Howe co-founded the magazine in 1954 with sociologist Lewis Coser and edited it until his death in 1993. ("When intellectuals can do nothing else, they start a magazine," Howe quipped in the first issue). The magazine, which has always identified itself with democratic socialism and independent radicalism, began and remains a forum for tough-minded political analysis and debate.

During those four decades, Dissent was Howe's intellectual home. The magazine always operated on a bare-bones budget and mostly volunteer or poorly-paid staff. Howe didn't earn a dime from Dissent. He made his living writing for more prosperous publications and teaching at Brandeis University, Stanford, and City University of New York. But it was through Dissent that Howe and his comrades sought to challenge the prevailing political orthodoxies of the left and right.

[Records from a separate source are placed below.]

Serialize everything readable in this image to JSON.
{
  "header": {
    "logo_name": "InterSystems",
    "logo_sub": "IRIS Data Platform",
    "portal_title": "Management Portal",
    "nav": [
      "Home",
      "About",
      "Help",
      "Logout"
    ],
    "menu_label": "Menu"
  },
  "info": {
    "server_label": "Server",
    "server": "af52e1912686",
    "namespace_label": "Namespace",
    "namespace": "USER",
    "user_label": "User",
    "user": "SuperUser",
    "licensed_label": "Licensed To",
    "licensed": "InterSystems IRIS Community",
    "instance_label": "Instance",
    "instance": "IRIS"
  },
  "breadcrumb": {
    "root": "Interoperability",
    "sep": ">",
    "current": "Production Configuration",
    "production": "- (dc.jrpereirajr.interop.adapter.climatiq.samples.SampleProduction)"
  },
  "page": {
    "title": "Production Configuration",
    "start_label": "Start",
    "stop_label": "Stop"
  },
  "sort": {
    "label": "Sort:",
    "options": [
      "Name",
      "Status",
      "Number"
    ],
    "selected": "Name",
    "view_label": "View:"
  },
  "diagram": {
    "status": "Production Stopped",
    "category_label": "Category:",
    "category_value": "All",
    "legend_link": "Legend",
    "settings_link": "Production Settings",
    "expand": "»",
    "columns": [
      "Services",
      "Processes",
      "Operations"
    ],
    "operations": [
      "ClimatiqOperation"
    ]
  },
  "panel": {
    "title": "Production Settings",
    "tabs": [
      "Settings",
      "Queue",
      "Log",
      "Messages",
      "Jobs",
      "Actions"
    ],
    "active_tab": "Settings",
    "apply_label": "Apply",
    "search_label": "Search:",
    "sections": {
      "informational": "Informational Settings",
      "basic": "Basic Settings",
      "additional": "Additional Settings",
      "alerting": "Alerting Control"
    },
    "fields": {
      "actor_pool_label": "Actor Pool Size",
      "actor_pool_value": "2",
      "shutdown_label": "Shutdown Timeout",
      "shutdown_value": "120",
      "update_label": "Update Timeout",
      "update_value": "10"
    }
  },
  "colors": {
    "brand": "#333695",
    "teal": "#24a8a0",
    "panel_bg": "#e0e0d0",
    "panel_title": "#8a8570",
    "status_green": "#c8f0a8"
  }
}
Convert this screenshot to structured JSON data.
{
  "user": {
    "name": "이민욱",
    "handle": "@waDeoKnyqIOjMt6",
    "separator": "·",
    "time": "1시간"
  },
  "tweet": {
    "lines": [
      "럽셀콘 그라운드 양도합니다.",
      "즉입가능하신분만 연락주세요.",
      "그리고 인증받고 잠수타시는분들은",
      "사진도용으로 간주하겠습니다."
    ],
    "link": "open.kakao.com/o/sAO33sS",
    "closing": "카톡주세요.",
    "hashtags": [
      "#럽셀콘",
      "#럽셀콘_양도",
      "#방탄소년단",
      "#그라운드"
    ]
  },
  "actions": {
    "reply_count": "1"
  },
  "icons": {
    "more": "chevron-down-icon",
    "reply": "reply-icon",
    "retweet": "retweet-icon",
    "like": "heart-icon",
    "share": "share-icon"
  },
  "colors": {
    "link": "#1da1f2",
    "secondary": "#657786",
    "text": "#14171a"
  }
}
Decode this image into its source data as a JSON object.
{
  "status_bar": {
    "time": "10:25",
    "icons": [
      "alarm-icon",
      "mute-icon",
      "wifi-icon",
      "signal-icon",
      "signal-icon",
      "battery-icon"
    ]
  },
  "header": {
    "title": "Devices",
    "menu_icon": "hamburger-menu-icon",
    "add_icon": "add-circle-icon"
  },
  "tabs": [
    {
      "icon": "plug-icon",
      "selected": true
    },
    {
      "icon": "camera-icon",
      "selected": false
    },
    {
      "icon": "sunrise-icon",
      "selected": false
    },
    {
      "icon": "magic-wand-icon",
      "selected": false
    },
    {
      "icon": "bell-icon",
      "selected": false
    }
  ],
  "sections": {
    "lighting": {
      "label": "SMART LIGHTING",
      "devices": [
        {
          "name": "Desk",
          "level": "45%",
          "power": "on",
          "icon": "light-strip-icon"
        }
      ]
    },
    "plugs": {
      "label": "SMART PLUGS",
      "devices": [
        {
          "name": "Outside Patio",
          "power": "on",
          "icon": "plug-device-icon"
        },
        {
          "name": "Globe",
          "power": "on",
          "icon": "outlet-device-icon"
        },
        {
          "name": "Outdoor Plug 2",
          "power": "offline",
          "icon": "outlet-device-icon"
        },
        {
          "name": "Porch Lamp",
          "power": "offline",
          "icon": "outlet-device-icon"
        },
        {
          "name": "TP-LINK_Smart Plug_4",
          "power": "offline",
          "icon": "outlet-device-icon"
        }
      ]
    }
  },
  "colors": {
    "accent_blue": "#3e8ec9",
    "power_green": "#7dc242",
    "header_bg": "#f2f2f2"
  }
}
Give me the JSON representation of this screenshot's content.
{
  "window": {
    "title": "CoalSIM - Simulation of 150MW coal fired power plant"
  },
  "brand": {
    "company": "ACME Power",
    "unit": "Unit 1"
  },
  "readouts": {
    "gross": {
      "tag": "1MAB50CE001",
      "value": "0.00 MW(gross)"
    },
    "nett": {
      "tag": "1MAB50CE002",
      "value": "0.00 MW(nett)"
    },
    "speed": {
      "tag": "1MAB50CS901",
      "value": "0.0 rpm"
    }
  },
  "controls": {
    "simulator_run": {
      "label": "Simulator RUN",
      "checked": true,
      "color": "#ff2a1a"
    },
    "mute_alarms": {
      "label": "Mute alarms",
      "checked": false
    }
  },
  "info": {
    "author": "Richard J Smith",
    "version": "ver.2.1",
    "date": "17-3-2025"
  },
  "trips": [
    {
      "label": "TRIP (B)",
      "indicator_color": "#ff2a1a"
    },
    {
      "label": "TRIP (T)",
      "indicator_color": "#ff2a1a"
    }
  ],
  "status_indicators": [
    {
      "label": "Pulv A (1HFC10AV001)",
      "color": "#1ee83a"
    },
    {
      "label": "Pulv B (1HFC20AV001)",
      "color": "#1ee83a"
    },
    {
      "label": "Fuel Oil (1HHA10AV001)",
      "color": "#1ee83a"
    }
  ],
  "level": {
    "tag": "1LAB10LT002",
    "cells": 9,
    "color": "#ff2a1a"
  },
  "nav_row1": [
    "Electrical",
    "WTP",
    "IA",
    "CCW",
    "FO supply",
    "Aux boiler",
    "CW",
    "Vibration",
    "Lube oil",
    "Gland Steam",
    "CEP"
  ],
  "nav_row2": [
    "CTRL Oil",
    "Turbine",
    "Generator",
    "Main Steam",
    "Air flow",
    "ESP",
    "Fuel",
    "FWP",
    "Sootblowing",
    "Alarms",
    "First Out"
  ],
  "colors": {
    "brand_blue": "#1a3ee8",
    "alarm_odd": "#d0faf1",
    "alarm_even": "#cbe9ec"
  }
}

Howe not only recruited some of the nation's most famous writers (including Norman Mailer) to publish in Dissent's pages, but he also used Dissent to identify and publish many lesser-known writers, including European intellectuals who were invisible within the United States. He also used Dissent as a training school for several generations of young leftist writers and editors, many of whom went on to distinguished careers. Political philosopher Michael Walzer co-edited the magazine with Howe for many years and then took over editorial responsibilities after Howe died. Michael Kazin (whose father, critic Alfred Kazin, was an occasional Dissent contributor) and David Marcus currently edit the magazine.

Although its circulation was (and remains) relatively small, its steady influence, especially on liberal and progressive opinion leaders and activists, has been remarkable. No history of postwar American liberalism and/or radicalism can ignore Dissent's impact.

There are already biographies of Howe by Gerald Sorin and Edward Alexander as well as Howe's own memoir, A Margin of Hope: An Intellectual Autobiography (1982), all of which acknowledge Dissent's central place in Howe's life and influence. There are also several collections of the magazine's best essays, including Voices of Dissent: A Collection of Articles from Dissent Magazine (1958), The Radical Imagination: An Anthology from Dissent Magazine (1967), edited by Howe, and 50 Years of Dissent (2004), edited by Nicolaus Mills and Walzer. The best history of the magazine so far is Maurice Isserman's article, "Steady Work: Sixty Years of Dissent," published last year in its own pages.

Also available are several previous collections of Howe's essays, many of them originally published in Dissent, including Steady Work: Essays in the Politics of Democratic Radicalism, 1954-1966 (1966), Celebrations and Attacks: Thirty Years of Literary and Cultural Commentary (1979), Selected Writings: 1950-1990 (1990), and Critic's Notebook (1995). And, of course, readers can go directly to Howe's books of literary criticism, biography, the history of radicalism, Yiddish culture, and his most famous contribution, World of Our Fathers, a history of Eastern European Jews in America (1976).

Foer's oversight in omitting any reference to Dissent is unfortunate, but he can be forgiven. After all, Yale University Press's synopsis of the new book on its own website mentions several magazines where these essays were first published, but omits any reference to Dissent. As Howe might have said: Oy vey!

Peter Dreier is professor of politics and chair of the Urban & Environmental Policy Department at Occidental College. His most recent book is The 100 Greatest Americans of the 20th Century: A Social Justice Hall of Fame (Nation Books, 2012). He writes occasionally for Dissent.